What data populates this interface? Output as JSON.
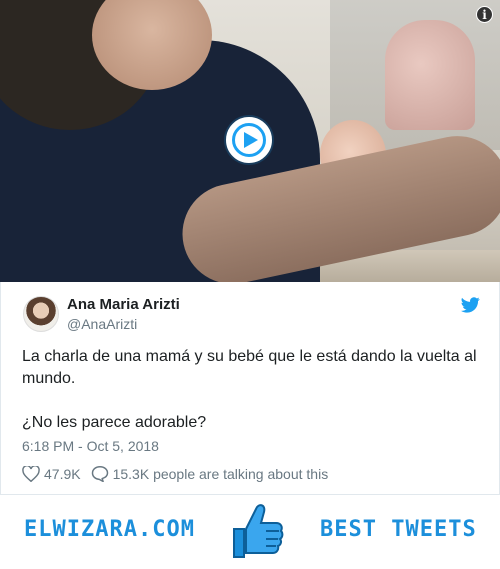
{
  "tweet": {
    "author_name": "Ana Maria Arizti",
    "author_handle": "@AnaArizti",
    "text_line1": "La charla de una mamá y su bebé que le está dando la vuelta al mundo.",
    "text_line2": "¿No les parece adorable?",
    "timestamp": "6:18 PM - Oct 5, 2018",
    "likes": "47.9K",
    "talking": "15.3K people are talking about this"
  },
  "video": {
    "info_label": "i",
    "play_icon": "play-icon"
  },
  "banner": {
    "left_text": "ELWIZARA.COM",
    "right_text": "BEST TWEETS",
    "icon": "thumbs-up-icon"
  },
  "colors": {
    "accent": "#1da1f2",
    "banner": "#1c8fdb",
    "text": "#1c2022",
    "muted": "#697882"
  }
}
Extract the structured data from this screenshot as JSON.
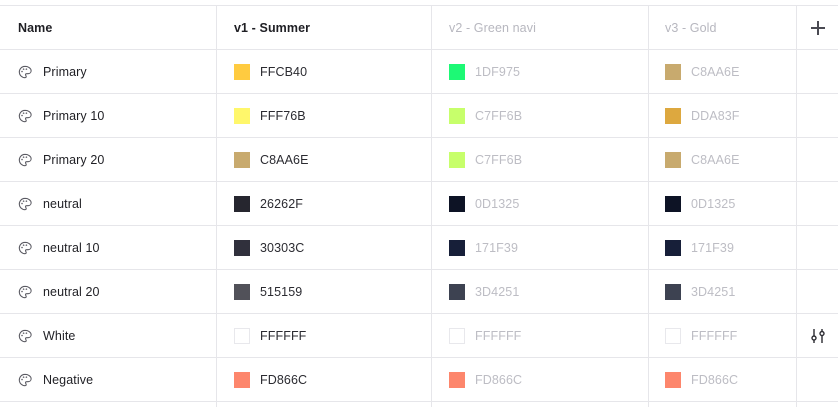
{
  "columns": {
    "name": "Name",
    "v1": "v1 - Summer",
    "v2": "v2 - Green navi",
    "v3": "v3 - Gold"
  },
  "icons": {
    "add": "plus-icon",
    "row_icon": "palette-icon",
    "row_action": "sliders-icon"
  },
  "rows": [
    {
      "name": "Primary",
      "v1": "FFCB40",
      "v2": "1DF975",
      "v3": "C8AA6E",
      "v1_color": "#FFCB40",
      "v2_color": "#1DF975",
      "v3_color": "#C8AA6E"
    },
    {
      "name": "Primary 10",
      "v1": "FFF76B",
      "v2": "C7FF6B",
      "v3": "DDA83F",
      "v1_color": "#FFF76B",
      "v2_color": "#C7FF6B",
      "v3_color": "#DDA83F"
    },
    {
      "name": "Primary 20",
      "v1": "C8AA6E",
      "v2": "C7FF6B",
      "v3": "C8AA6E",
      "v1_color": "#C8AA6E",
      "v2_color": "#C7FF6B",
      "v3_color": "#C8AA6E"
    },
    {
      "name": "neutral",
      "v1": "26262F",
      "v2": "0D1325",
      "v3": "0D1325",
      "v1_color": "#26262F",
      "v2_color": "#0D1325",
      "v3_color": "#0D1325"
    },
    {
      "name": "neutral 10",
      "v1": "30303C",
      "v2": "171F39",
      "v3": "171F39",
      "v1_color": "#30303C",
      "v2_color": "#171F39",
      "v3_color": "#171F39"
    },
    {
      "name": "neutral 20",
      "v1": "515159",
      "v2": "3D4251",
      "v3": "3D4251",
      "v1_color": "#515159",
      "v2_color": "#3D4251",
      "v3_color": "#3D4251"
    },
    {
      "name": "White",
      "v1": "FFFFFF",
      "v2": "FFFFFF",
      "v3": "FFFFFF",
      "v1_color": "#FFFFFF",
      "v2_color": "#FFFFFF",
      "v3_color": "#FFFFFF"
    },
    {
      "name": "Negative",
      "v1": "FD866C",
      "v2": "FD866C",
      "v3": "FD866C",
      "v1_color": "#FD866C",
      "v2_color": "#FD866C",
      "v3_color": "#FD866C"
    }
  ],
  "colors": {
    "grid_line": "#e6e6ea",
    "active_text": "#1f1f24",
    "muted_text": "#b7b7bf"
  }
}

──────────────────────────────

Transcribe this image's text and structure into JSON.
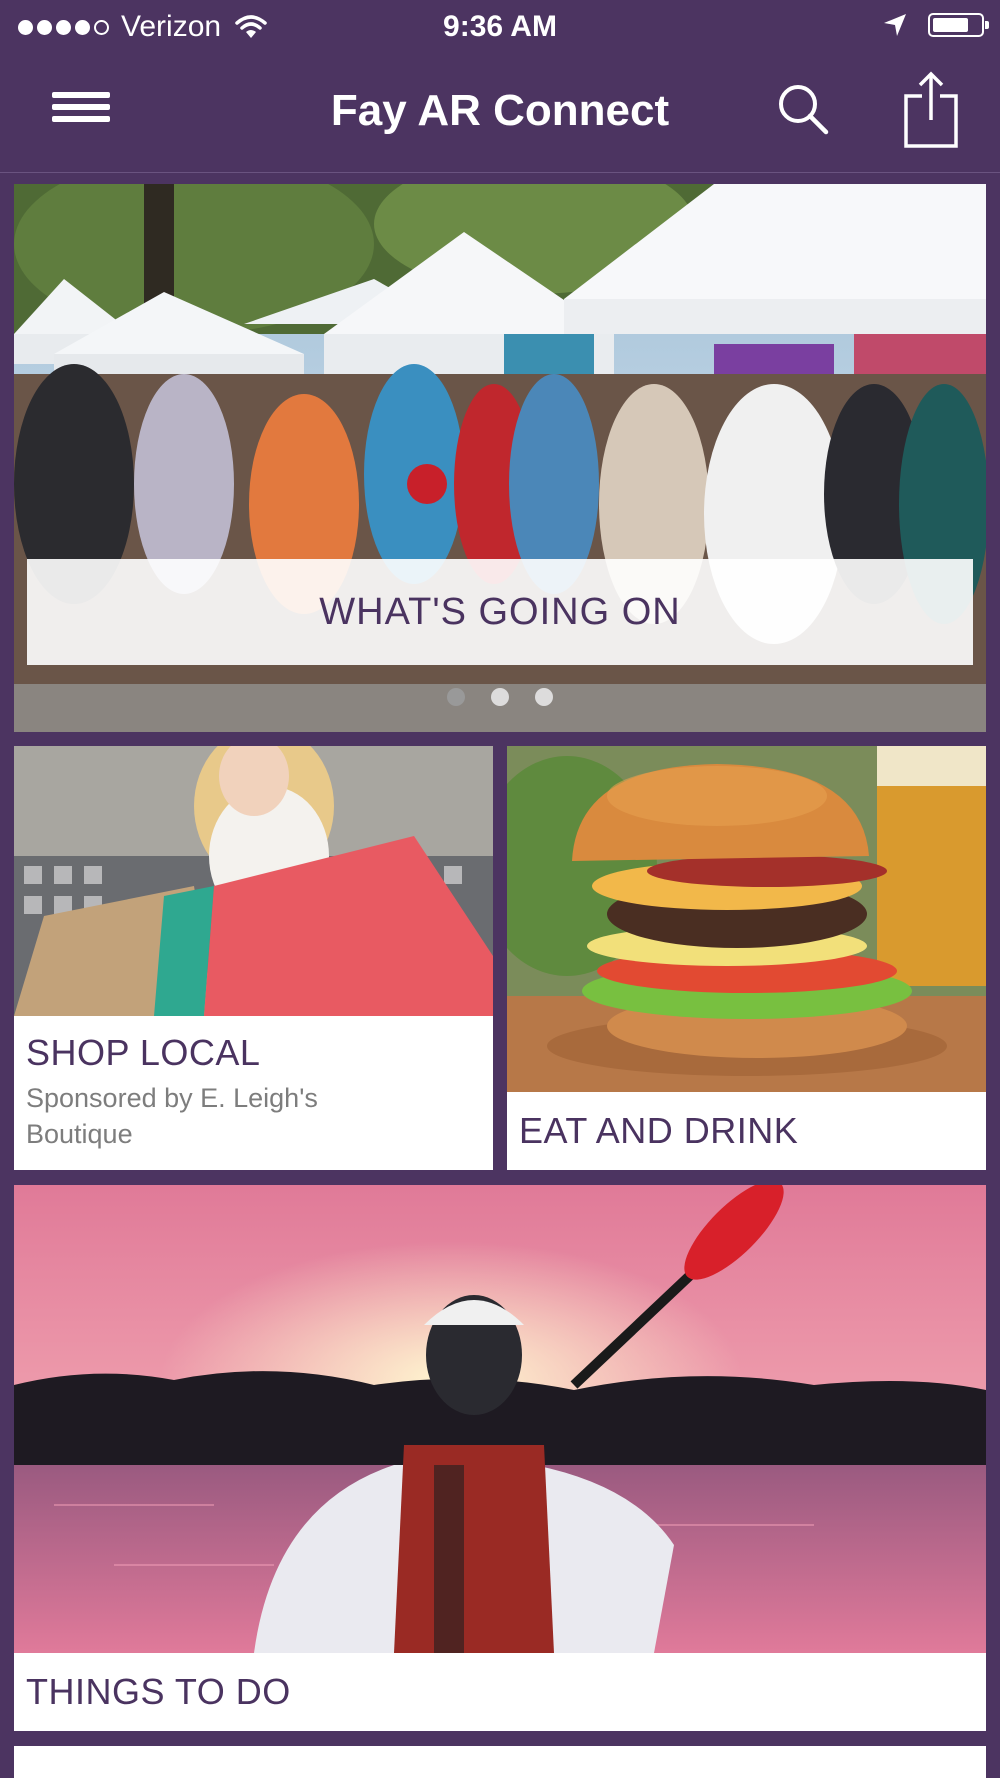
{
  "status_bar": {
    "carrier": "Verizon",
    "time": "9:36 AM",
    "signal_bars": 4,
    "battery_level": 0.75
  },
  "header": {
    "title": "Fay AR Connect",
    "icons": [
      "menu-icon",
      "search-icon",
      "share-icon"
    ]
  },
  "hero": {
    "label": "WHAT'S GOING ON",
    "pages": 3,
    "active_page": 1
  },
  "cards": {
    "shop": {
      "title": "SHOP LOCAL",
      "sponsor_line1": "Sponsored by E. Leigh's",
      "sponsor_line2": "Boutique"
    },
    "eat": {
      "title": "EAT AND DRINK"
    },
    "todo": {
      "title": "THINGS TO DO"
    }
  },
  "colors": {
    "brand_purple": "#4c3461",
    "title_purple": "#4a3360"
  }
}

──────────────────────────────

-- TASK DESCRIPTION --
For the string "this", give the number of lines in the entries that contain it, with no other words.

-- TASK OUTPUT --
4